**About this exercise**: Every line of the data should be retyped with no difference from the original.

Start of Entries shown

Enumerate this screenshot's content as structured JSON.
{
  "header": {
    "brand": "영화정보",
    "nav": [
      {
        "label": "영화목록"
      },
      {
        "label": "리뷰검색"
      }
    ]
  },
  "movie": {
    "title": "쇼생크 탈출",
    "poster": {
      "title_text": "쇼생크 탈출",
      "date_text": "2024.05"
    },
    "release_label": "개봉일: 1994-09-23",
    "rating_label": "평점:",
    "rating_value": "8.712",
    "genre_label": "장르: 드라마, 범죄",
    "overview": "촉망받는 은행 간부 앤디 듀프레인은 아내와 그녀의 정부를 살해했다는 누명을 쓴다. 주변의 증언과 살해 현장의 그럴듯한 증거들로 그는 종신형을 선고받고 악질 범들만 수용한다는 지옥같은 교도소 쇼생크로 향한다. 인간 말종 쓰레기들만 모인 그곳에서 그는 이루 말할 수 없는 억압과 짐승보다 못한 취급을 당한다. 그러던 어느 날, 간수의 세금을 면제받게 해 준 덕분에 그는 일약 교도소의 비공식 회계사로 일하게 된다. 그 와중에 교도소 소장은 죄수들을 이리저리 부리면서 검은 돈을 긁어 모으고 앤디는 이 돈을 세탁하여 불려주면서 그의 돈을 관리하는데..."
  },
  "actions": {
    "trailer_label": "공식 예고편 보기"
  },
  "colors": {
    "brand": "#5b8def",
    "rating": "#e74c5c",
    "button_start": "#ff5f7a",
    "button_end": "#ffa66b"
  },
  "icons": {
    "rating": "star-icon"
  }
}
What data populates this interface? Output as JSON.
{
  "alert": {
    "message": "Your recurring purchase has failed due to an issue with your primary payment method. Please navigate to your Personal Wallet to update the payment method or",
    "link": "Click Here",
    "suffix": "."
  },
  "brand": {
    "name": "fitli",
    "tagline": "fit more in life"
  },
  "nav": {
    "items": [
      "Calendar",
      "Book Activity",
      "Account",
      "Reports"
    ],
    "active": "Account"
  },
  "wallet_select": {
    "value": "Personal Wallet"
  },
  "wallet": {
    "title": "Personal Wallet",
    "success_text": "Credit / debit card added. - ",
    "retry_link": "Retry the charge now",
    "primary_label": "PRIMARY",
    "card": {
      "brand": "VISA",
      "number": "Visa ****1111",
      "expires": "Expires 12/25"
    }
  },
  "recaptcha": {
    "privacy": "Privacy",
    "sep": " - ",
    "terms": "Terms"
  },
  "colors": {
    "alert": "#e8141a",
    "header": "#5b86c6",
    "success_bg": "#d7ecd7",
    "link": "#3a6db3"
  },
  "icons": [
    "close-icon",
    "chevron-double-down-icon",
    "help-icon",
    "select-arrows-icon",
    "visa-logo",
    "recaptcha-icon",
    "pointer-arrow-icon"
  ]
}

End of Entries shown

**Response**:
Enumerate this screenshot's content as structured JSON.
{
  "header": {
    "brand": "영화정보",
    "nav": [
      {
        "label": "영화목록"
      },
      {
        "label": "리뷰검색"
      }
    ]
  },
  "movie": {
    "title": "쇼생크 탈출",
    "poster": {
      "title_text": "쇼생크 탈출",
      "date_text": "2024.05"
    },
    "release_label": "개봉일: 1994-09-23",
    "rating_label": "평점:",
    "rating_value": "8.712",
    "genre_label": "장르: 드라마, 범죄",
    "overview": "촉망받는 은행 간부 앤디 듀프레인은 아내와 그녀의 정부를 살해했다는 누명을 쓴다. 주변의 증언과 살해 현장의 그럴듯한 증거들로 그는 종신형을 선고받고 악질 범들만 수용한다는 지옥같은 교도소 쇼생크로 향한다. 인간 말종 쓰레기들만 모인 그곳에서 그는 이루 말할 수 없는 억압과 짐승보다 못한 취급을 당한다. 그러던 어느 날, 간수의 세금을 면제받게 해 준 덕분에 그는 일약 교도소의 비공식 회계사로 일하게 된다. 그 와중에 교도소 소장은 죄수들을 이리저리 부리면서 검은 돈을 긁어 모으고 앤디는 이 돈을 세탁하여 불려주면서 그의 돈을 관리하는데..."
  },
  "actions": {
    "trailer_label": "공식 예고편 보기"
  },
  "colors": {
    "brand": "#5b8def",
    "rating": "#e74c5c",
    "button_start": "#ff5f7a",
    "button_end": "#ffa66b"
  },
  "icons": {
    "rating": "star-icon"
  }
}
What data populates this interface? Output as JSON.
{
  "alert": {
    "message": "Your recurring purchase has failed due to an issue with your primary payment method. Please navigate to your Personal Wallet to update the payment method or",
    "link": "Click Here",
    "suffix": "."
  },
  "brand": {
    "name": "fitli",
    "tagline": "fit more in life"
  },
  "nav": {
    "items": [
      "Calendar",
      "Book Activity",
      "Account",
      "Reports"
    ],
    "active": "Account"
  },
  "wallet_select": {
    "value": "Personal Wallet"
  },
  "wallet": {
    "title": "Personal Wallet",
    "success_text": "Credit / debit card added. - ",
    "retry_link": "Retry the charge now",
    "primary_label": "PRIMARY",
    "card": {
      "brand": "VISA",
      "number": "Visa ****1111",
      "expires": "Expires 12/25"
    }
  },
  "recaptcha": {
    "privacy": "Privacy",
    "sep": " - ",
    "terms": "Terms"
  },
  "colors": {
    "alert": "#e8141a",
    "header": "#5b86c6",
    "success_bg": "#d7ecd7",
    "link": "#3a6db3"
  },
  "icons": [
    "close-icon",
    "chevron-double-down-icon",
    "help-icon",
    "select-arrows-icon",
    "visa-logo",
    "recaptcha-icon",
    "pointer-arrow-icon"
  ]
}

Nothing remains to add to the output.